(Following Hurrican Katrina) Ethel Freeman’s body sat for days in her wheelchair
outside the New Orleans Convention Center. Her son Herbert, who had assured his
mother that help was on the way, was forced to leave her there once she died.
Gon’ be obedient in this here chair,
gon’ bide my time, fanning against this sun.
I ask my boy, and all he says is Wait.
He wipes my brow with steam, says I should sleep.
I trust his every word. Herbert my son.
I believe him when he says help gon’ come.
Been so long since all these suffrin’ folks come
to this place. Now on the ground ’round my chair,
they sweat in my shade, keep asking my son
could that be a bus they see. It’s the sun
foolin’ them, shining much too loud for sleep,
making us hear engines, wheels. Not yet. Wait.
Lawd, some folks prayin’ for rain while they wait,
forgetting what rain can do. When it come,
it smashes living flat, wakes you from sleep,
eats streets, washes you clean out of the chair
you be sittin’ in. Best to praise this sun,
shinin’ its dry shine. Lawd have mercy, son,
is it coming? Such a strong man, my son.
Can’t help but believe when he tells us, Wait.
Wait some more. Wish some trees would block this sun.
We wait. Ain’t no white men or buses come,
but look—see that there? Get me out this chair,
help me stand on up. No time for sleepin’,
cause look what’s rumbling this way. If you sleep
you gon’ miss it. Look there, I tell my son.
He don’t hear. I’m ’bout to get out this chair,
but the ghost in my legs tells me to wait,
wait for the salvation that’s sho to come.
I see my savior’s face ’longside that sun.
Nobody sees me running toward the sun.
Lawd, they think I done gone and fell asleep.
They don’t hear Come.
Ain’t but one power make me leave my son.
I can’t wait, Herbert. Lawd knows I can’t wait.
Don’t cry, boy, I ain’t in that chair no more.
Wish you coulda come on this journey, son,

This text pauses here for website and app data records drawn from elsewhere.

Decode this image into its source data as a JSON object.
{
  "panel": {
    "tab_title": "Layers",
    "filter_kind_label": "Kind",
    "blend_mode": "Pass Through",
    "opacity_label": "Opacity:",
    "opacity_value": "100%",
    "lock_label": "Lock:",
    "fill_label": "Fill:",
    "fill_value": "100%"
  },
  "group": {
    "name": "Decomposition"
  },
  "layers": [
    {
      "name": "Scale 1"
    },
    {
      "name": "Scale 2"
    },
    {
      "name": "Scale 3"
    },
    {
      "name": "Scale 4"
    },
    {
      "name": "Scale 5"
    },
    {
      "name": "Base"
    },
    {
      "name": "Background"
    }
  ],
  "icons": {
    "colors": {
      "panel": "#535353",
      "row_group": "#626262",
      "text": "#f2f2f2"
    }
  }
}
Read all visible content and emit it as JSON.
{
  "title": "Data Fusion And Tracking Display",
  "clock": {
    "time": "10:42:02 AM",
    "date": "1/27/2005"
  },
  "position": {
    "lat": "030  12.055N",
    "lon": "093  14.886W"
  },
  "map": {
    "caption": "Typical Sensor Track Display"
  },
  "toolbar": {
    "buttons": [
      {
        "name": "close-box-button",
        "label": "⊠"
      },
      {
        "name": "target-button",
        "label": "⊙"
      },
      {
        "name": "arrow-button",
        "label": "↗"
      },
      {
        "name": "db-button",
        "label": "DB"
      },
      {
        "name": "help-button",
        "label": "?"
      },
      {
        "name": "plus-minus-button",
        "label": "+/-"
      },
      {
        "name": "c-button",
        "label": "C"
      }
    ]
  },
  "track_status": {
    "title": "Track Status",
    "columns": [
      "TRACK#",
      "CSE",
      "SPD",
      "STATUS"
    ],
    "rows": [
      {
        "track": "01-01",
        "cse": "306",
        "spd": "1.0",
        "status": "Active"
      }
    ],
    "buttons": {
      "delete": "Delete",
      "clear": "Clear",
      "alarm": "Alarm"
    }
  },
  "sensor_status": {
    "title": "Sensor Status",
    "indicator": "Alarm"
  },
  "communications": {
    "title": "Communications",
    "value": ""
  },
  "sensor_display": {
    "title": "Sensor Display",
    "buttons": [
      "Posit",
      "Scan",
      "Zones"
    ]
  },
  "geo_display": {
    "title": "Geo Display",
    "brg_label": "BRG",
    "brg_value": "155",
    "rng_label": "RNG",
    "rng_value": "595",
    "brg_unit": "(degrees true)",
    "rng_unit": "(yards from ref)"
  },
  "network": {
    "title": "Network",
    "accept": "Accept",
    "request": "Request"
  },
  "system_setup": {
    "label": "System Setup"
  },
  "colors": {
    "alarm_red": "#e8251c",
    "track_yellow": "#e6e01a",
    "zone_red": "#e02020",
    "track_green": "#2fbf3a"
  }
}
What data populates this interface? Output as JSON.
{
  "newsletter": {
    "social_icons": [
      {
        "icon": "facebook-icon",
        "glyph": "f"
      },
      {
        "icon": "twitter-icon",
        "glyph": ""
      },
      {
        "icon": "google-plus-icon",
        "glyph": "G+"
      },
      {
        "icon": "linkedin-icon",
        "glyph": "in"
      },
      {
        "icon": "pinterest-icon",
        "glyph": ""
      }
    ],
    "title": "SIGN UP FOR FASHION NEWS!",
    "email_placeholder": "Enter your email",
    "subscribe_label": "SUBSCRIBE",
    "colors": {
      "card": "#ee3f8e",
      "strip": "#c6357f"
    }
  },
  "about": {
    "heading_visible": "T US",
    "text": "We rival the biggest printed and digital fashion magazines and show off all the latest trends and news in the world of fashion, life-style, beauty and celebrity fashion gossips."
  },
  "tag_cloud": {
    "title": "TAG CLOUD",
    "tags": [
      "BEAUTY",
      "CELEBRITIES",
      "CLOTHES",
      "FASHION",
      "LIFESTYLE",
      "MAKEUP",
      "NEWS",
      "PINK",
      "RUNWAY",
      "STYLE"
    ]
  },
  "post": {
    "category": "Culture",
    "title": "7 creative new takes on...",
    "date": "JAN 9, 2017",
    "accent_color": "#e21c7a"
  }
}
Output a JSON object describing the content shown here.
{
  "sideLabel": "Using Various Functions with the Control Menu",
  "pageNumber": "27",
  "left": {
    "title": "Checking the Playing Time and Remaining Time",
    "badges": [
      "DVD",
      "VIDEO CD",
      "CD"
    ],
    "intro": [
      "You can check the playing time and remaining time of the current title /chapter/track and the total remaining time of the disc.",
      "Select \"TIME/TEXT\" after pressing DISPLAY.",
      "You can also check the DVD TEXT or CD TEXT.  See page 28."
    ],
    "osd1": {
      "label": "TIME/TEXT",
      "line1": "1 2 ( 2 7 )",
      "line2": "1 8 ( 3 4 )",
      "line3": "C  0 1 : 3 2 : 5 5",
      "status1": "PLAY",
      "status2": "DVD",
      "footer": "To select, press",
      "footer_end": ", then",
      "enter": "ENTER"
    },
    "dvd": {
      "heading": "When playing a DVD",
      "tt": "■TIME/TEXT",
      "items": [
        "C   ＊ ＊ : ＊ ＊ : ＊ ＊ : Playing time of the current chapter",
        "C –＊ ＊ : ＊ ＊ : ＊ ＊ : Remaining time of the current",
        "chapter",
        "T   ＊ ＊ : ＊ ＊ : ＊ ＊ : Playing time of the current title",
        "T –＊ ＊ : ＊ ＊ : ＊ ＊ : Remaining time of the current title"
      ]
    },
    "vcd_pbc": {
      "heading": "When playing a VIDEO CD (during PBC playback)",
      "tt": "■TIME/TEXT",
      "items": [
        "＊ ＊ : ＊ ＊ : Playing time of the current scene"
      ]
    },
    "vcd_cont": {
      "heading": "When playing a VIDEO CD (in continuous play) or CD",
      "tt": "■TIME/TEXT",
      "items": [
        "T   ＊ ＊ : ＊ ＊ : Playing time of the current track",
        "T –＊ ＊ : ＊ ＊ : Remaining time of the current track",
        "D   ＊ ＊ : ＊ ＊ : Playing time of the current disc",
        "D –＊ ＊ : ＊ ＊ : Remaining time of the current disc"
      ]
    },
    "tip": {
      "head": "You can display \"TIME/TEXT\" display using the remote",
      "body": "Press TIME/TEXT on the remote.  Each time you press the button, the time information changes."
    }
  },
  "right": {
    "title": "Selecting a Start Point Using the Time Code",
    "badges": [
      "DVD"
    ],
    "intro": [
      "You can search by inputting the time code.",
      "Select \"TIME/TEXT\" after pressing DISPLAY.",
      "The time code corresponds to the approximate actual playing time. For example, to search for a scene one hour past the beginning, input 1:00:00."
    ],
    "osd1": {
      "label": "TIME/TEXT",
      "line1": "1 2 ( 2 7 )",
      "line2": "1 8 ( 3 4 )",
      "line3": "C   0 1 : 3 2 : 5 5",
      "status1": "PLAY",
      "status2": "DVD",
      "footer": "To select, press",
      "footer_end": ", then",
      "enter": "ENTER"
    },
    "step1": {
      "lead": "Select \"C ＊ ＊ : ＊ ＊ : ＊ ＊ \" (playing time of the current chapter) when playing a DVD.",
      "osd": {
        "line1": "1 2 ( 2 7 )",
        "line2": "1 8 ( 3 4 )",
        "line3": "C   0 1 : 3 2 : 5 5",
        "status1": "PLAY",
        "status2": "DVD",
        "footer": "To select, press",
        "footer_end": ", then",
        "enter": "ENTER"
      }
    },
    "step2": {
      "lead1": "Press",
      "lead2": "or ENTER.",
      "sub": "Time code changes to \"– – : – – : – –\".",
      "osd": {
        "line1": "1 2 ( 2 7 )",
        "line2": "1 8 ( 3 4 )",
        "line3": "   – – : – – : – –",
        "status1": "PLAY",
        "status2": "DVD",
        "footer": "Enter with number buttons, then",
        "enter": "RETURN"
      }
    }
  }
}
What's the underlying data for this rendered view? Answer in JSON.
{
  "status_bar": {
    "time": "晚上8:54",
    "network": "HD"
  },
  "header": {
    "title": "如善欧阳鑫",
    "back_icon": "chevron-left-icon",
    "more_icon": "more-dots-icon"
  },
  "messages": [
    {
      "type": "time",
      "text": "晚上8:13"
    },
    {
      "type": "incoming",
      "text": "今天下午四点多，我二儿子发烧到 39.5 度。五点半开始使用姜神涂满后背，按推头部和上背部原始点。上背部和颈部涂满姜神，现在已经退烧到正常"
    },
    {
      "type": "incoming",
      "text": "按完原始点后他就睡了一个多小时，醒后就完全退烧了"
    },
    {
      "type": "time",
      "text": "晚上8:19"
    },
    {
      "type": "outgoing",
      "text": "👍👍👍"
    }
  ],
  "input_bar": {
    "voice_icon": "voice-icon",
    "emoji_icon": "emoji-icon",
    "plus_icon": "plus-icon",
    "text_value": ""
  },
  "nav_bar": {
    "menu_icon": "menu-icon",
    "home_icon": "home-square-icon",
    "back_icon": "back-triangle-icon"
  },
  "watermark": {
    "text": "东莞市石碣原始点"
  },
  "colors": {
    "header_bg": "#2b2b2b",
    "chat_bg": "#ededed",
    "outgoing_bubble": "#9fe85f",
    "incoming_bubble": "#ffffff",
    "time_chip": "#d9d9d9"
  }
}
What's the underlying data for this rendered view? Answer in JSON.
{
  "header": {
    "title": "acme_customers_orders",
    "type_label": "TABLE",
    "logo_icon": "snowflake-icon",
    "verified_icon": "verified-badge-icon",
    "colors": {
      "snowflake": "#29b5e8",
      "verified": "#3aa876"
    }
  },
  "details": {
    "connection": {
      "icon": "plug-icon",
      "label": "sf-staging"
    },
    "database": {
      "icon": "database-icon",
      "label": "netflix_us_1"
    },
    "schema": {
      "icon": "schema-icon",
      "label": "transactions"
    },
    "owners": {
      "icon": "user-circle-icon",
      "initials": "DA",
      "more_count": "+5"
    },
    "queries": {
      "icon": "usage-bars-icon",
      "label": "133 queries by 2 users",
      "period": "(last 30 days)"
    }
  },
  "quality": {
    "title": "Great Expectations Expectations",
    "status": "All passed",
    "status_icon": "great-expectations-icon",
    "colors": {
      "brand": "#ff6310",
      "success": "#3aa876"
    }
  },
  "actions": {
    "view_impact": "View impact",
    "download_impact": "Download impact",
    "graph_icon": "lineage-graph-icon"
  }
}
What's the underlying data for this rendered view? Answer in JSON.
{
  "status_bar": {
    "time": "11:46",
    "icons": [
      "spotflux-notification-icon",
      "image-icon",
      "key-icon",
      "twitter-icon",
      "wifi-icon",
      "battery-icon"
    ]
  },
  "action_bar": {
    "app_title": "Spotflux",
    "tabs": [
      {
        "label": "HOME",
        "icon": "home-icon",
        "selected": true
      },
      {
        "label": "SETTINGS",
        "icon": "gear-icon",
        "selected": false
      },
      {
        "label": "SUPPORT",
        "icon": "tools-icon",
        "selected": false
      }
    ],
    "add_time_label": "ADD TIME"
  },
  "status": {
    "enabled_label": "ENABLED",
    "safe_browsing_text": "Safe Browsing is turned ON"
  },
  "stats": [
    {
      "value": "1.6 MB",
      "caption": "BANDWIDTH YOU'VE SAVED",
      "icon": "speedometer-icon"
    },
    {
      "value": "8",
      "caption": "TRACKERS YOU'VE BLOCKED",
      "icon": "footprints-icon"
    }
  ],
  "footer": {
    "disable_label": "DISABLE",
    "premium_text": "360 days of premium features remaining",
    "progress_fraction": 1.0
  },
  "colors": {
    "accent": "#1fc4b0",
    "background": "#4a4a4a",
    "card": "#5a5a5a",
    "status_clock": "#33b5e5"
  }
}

seen that ol’ sweet sun lift me out of sleep.
Didn’t have to wait. And see my golden chair?
by Patricia Smith
from Blood Dazzler
Coffee House Press, 2008